In past semesters I’ve coded a website from the ground up, created a LibGuide, and engaged directly with collection development. This semester, I’m creating storytime plans, filming storytime demonstration videos, learning and telling stories, and creating a portfolio filled with critical discussions of picture books.
Writing papers is something that I’m comfortable with, but practical projects often push me outside of my comfort zone. That’s a good thing, because I know that as an early career librarian I’m going to be outside of my comfort zone a lot.
With a few practical projects under my belt, and several more on my plate right now, here are my tips for embracing the practical project.
Get started early
I’m one of those people who can type up a decent paper pretty quickly, but that isn’t the case when it comes to a project that requires learning a new technology, practicing new skills, or learning new material to share with others.
Practical projects are often more time intensive than writing a paper, and like any deadline they can sneak up on you. I like to keep an eye on when my project is due and try to knock out little chunks of it here and there. That doesn’t always work, and like just about everybody, I end up procrastinating sometimes, but it’s important to give yourself plenty of time to work on intensive projects to avoid stress and burnout at the end.
Do more than the bare minimum
Not every project can be done to the extra credit level (nor does every project offer extra credit), but when possible do more than the minimum requirements. Projects like this are meant to help you out in your future career, so putting time into them now will help you later on in the future. For example, with the storytime plans I’m working on for my course in “ Library Programming and Services for Children,” I’m trying to make my program plans as fleshed out as possible in a way that will be useful for me in the future when I have to plan and implement a program of my own for the first time. For me, this means adding asides in brackets that will help me actually use these plans in the future.
When it comes to writing a paper, most universities have a writing center where you can meet with a trained peer to work on and discuss your writing and look for ways to improve. Writing centers are useful for undergraduate and graduate students both, but when it comes to practical projects, it isn’t as easy to get constructive feedback.
Luckily, I have some friends in my program who are in the same courses as I am and we’re able to work together to review each other’s work and provide feedback before the deadline. I’m currently enrolled in a storytelling course, and every couple of weeks I have to learn a new story to tell in class. This is to help practice storytelling as it can be used as a library professional. I get together over Zoom with a friend in the class and we practice for each other before our turns to tell.
Soliciting feedback from others can be nerve-wracking, especially if you’re early in your library school career and may not have close friends in your courses or program yet, or if you’re worried about asking people to give up some of their time for you. If you’re looking to get feedback on a practical project, be sure to also offer to look at and provide constructive comments on your peer’s work. Chances are they are at a similar place as you and would love an extra set of eyes on their work.
Look beyond the deadline
Once a practical project is finished, it can be tempting to just push it aside and forget that it exists. And that’s fine, for a while, while you let the stress of the project and the stress of the semester leave you. However, these projects are something that should be treated as valuable work that is useful for the future.

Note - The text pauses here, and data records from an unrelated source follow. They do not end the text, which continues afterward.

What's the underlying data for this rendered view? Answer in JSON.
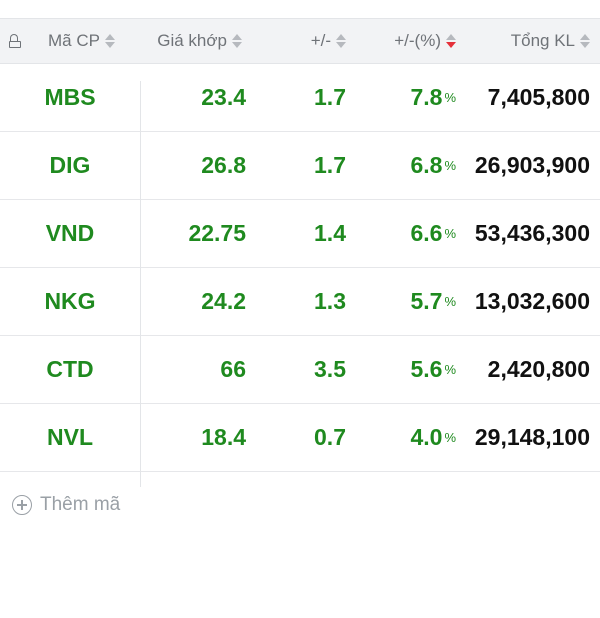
{
  "header": {
    "symbol_label": "Mã CP",
    "price_label": "Giá khớp",
    "change_label": "+/-",
    "pct_label": "+/-(%)",
    "volume_label": "Tổng KL"
  },
  "colors": {
    "up": "#1f8a1f",
    "sort_active": "#e5303a",
    "volume": "#111111"
  },
  "rows": [
    {
      "symbol": "MBS",
      "price": "23.4",
      "change": "1.7",
      "pct": "7.8",
      "pct_unit": "%",
      "volume": "7,405,800"
    },
    {
      "symbol": "DIG",
      "price": "26.8",
      "change": "1.7",
      "pct": "6.8",
      "pct_unit": "%",
      "volume": "26,903,900"
    },
    {
      "symbol": "VND",
      "price": "22.75",
      "change": "1.4",
      "pct": "6.6",
      "pct_unit": "%",
      "volume": "53,436,300"
    },
    {
      "symbol": "NKG",
      "price": "24.2",
      "change": "1.3",
      "pct": "5.7",
      "pct_unit": "%",
      "volume": "13,032,600"
    },
    {
      "symbol": "CTD",
      "price": "66",
      "change": "3.5",
      "pct": "5.6",
      "pct_unit": "%",
      "volume": "2,420,800"
    },
    {
      "symbol": "NVL",
      "price": "18.4",
      "change": "0.7",
      "pct": "4.0",
      "pct_unit": "%",
      "volume": "29,148,100"
    }
  ],
  "add": {
    "label": "Thêm mã"
  }
}
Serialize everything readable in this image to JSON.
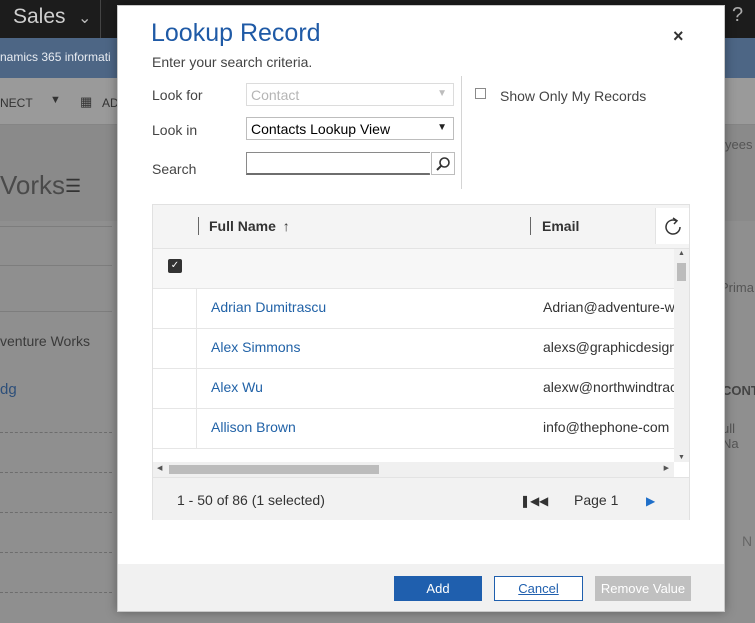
{
  "background": {
    "app_title": "Sales",
    "notice_text": "namics 365 informati",
    "cmd_connect": "NECT",
    "cmd_add": "AD",
    "page_heading": "Vorks",
    "left_company": "venture Works",
    "left_link": "dg",
    "right_text1": "yees",
    "right_text2": "Prima",
    "right_text3": "CONT",
    "right_text4": "ull Na",
    "right_text5": "N"
  },
  "dialog": {
    "title": "Lookup Record",
    "subtitle": "Enter your search criteria.",
    "close_label": "×",
    "look_for_label": "Look for",
    "look_for_value": "Contact",
    "look_in_label": "Look in",
    "look_in_value": "Contacts Lookup View",
    "search_label": "Search",
    "search_value": "",
    "show_only_mine_label": "Show Only My Records"
  },
  "grid": {
    "columns": [
      "Full Name",
      "Email"
    ],
    "sort_indicator": "↑",
    "rows": [
      {
        "name": "Adrian Dumitrascu",
        "email": "Adrian@adventure-w"
      },
      {
        "name": "Alex Simmons",
        "email": "alexs@graphicdesign"
      },
      {
        "name": "Alex Wu",
        "email": "alexw@northwindtrac"
      },
      {
        "name": "Allison Brown",
        "email": "info@thephone-com"
      }
    ],
    "record_count": "1 - 50 of 86 (1 selected)",
    "page_label": "Page 1"
  },
  "buttons": {
    "add": "Add",
    "cancel": "Cancel",
    "remove": "Remove Value"
  },
  "colors": {
    "accent": "#1f5fae",
    "title": "#1f5aa6",
    "link": "#2162a7"
  }
}
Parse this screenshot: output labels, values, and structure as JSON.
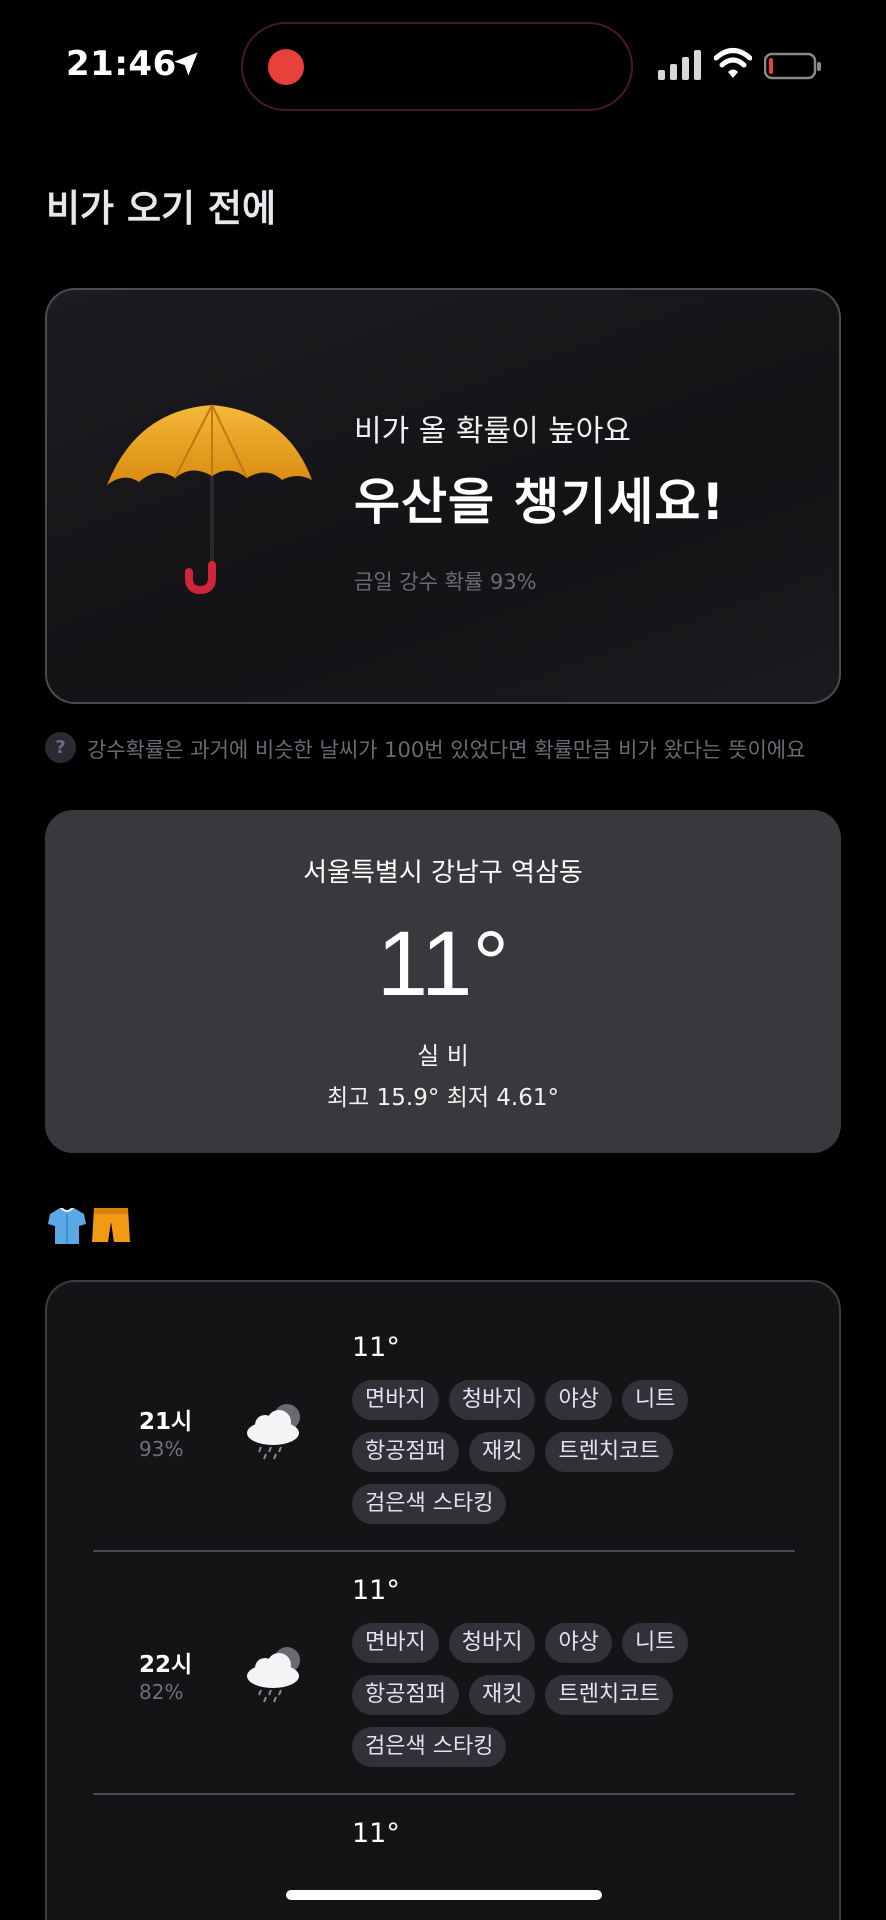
{
  "status_bar": {
    "time": "21:46"
  },
  "page_title": "비가 오기 전에",
  "rain_card": {
    "subtitle": "비가 올 확률이 높아요",
    "headline": "우산을 챙기세요!",
    "probability_text": "금일 강수 확률 93%"
  },
  "info": {
    "icon_glyph": "?",
    "text": "강수확률은 과거에 비슷한 날씨가 100번 있었다면 확률만큼 비가 왔다는 뜻이에요"
  },
  "location_card": {
    "location": "서울특별시 강남구 역삼동",
    "temperature": "11°",
    "condition": "실 비",
    "range": "최고 15.9° 최저 4.61°"
  },
  "clothes_icons": [
    "shirt-icon",
    "shorts-icon"
  ],
  "hourly": [
    {
      "time": "21시",
      "probability": "93%",
      "temperature": "11°",
      "tags": [
        "면바지",
        "청바지",
        "야상",
        "니트",
        "항공점퍼",
        "재킷",
        "트렌치코트",
        "검은색 스타킹"
      ]
    },
    {
      "time": "22시",
      "probability": "82%",
      "temperature": "11°",
      "tags": [
        "면바지",
        "청바지",
        "야상",
        "니트",
        "항공점퍼",
        "재킷",
        "트렌치코트",
        "검은색 스타킹"
      ]
    },
    {
      "time": "",
      "probability": "",
      "temperature": "11°",
      "tags": []
    }
  ],
  "colors": {
    "background": "#000000",
    "card": "#39393d",
    "tag_bg": "#313138",
    "tag_text": "#e6e0f0",
    "recording": "#e8413a"
  }
}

Did you create a professional portfolio website? Be sure to save the link, add it to your resume, and occasionally check back and update it with any changes. I’m planning on saving my storytime demonstration videos on my YouTube channel to either share on my personal blog or share in a job interview someday. Given the increase of online programming for young people due to COVID-19, showing that I know how to create online storytime content could be useful in the future.
There are myriad applications for personal projects, and you don’t have to be done with them once a deadline hits or a course is finished. Find ways to make your projects useful. In a guest post, Emily Rastovich discussed making her own website as a way to showcase digital projects that she’d done. My personal website/blog stems from a project I did for a course in undergrad. There’s a way to make sure your work isn’t wasted and that your future career benefits. You just have to find what works right for you.

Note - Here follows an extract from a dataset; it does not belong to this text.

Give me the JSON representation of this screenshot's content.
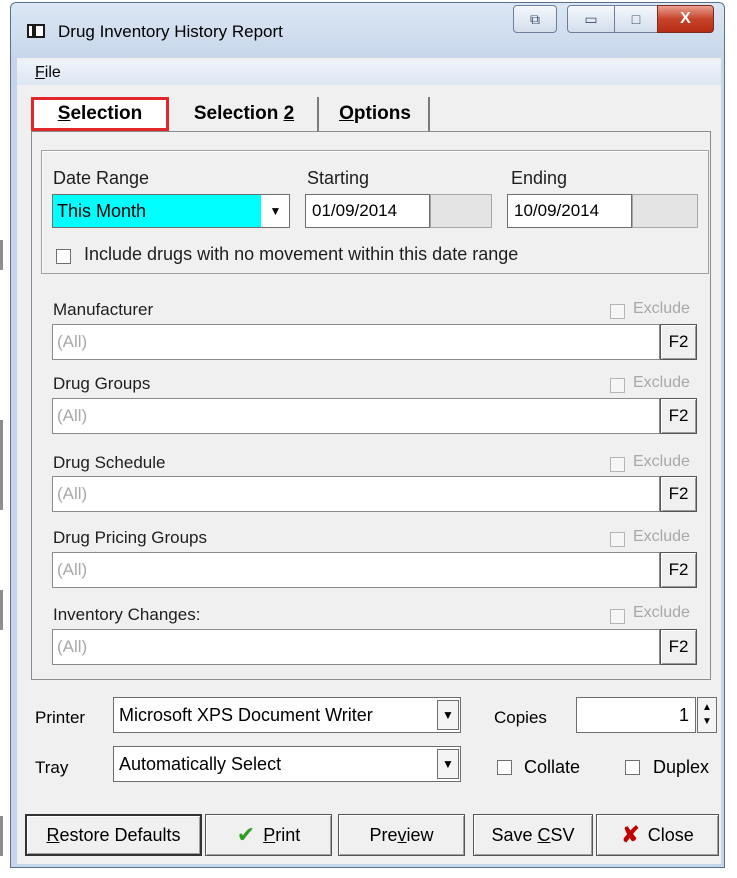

Have you found the same emphasis on practical projects in library school that I have? What are some projects that you’ve completed? Drop your experiences and suggestions about completing practical projects in the comments!

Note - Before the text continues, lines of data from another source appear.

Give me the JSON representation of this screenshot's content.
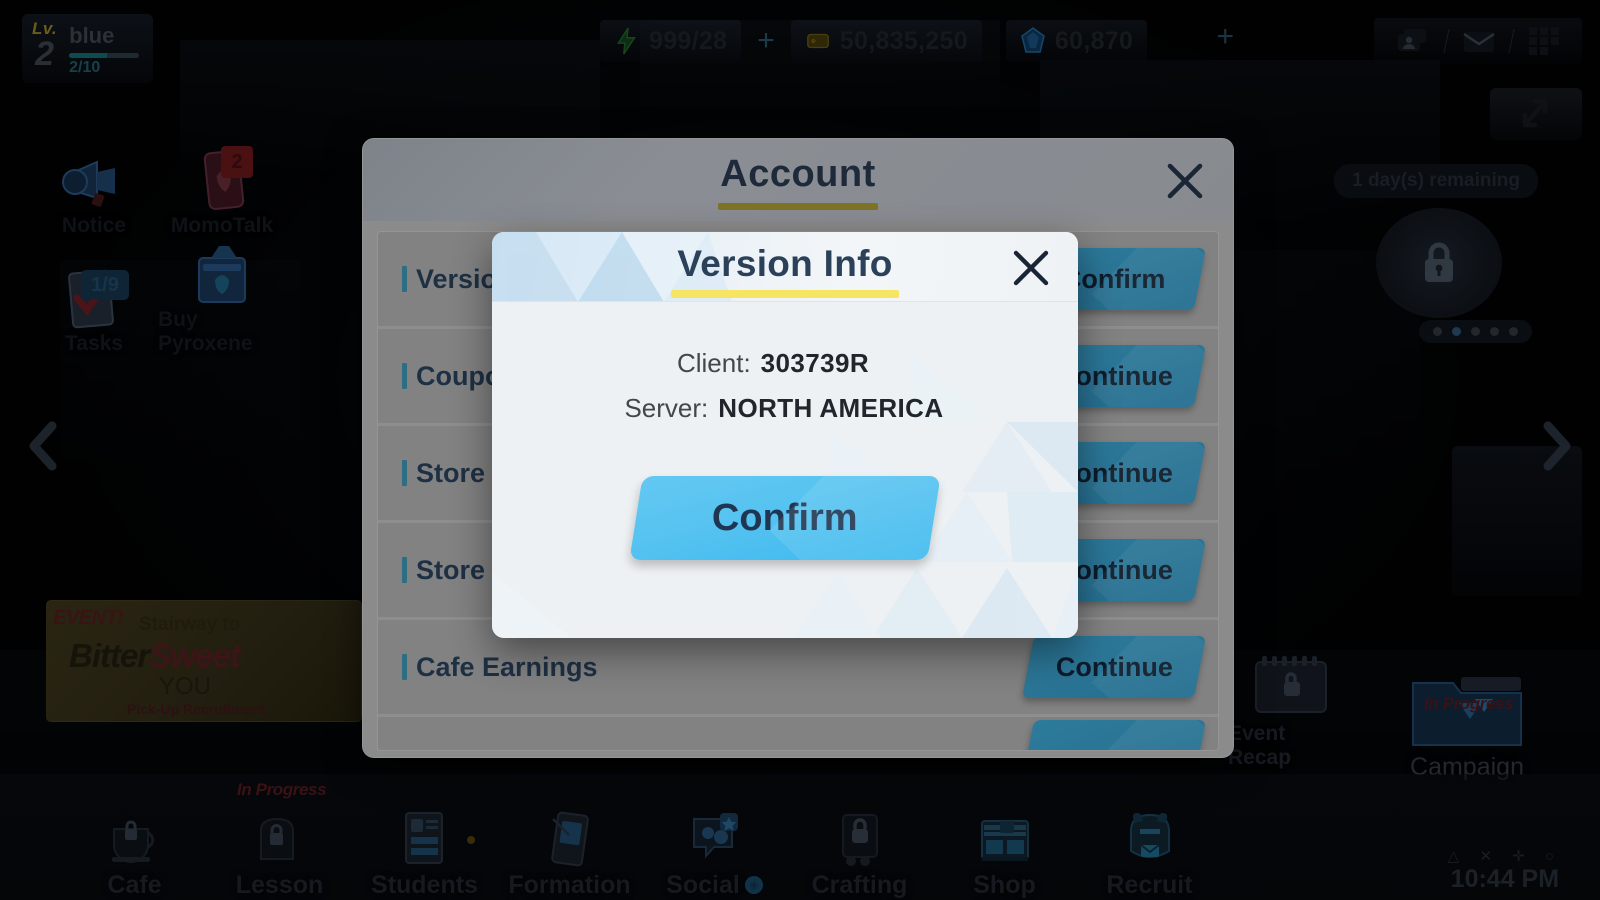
{
  "player": {
    "lv_label": "Lv.",
    "level": "2",
    "name": "blue",
    "xp": "2/10"
  },
  "currency": {
    "ap": "999/28",
    "ap_icon": "lightning-bolt-icon",
    "plus_label": "+",
    "credits": "50,835,250",
    "credits_icon": "credit-ticket-icon",
    "pyroxene": "60,870",
    "pyroxene_icon": "pyroxene-gem-icon"
  },
  "top_right": {
    "plus_label": "+",
    "icons": [
      "profile-card-icon",
      "mail-icon",
      "menu-grid-icon"
    ]
  },
  "left_menu": [
    {
      "label": "Notice",
      "icon": "megaphone-icon",
      "badge": ""
    },
    {
      "label": "MomoTalk",
      "icon": "phone-icon",
      "badge": "2"
    },
    {
      "label": "Tasks",
      "icon": "clipboard-check-icon",
      "badge": "1/9"
    },
    {
      "label": "Buy Pyroxene",
      "icon": "shopping-bag-icon",
      "badge": ""
    }
  ],
  "event_banner": {
    "tag": "EVENT!",
    "line1": "Stairway to",
    "line2_a": "Bitter",
    "line2_b": "Sweet",
    "line3": "YOU",
    "pill": "Pick-Up Recruitment"
  },
  "right_widgets": {
    "expand_icon": "expand-arrows-icon",
    "days_remaining": "1 day(s) remaining",
    "lock_icon": "lock-icon",
    "carousel_dots": 5,
    "carousel_active": 1
  },
  "shortcuts": [
    {
      "label": "Event Recap",
      "icon": "calendar-lock-icon",
      "badge": ""
    },
    {
      "label": "Campaign",
      "icon": "campaign-folder-icon",
      "badge": "In Progress"
    }
  ],
  "bottom_nav": [
    {
      "label": "Cafe",
      "icon": "coffee-cup-icon",
      "locked": true,
      "badge": ""
    },
    {
      "label": "Lesson",
      "icon": "backpack-icon",
      "locked": true,
      "badge": "In Progress"
    },
    {
      "label": "Students",
      "icon": "student-list-icon",
      "locked": false,
      "badge": ""
    },
    {
      "label": "Formation",
      "icon": "tablet-formation-icon",
      "locked": false,
      "badge": ""
    },
    {
      "label": "Social",
      "icon": "social-chat-icon",
      "locked": false,
      "badge": "+"
    },
    {
      "label": "Crafting",
      "icon": "crafting-lock-icon",
      "locked": true,
      "badge": ""
    },
    {
      "label": "Shop",
      "icon": "store-icon",
      "locked": false,
      "badge": ""
    },
    {
      "label": "Recruit",
      "icon": "recruit-character-icon",
      "locked": false,
      "badge": ""
    }
  ],
  "system": {
    "ps_glyphs": "△ ✕ ✛ ○",
    "clock": "10:44 PM"
  },
  "account_dialog": {
    "title": "Account",
    "close_icon": "close-icon",
    "rows": [
      {
        "label": "Version",
        "button": "Confirm"
      },
      {
        "label": "Coupon",
        "button": "Continue"
      },
      {
        "label": "Store a",
        "button": "Continue"
      },
      {
        "label": "Store a",
        "button": "Continue"
      },
      {
        "label": "Cafe Earnings",
        "button": "Continue"
      }
    ]
  },
  "version_modal": {
    "title": "Version Info",
    "close_icon": "close-icon",
    "client_key": "Client:",
    "client_value": "303739R",
    "server_key": "Server:",
    "server_value": "NORTH AMERICA",
    "confirm_label": "Confirm",
    "accent_underline": "#f5e563",
    "confirm_color": "#57c3f0"
  }
}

Macy Davis is a second-year student at Simmons University in the MA in Children’s Literature/MS in Library and Information Sciences dual degree program. She’s currently drafting story-time plans and learning folktales. You can find her on twitter @bookishlybright or through her personal blog.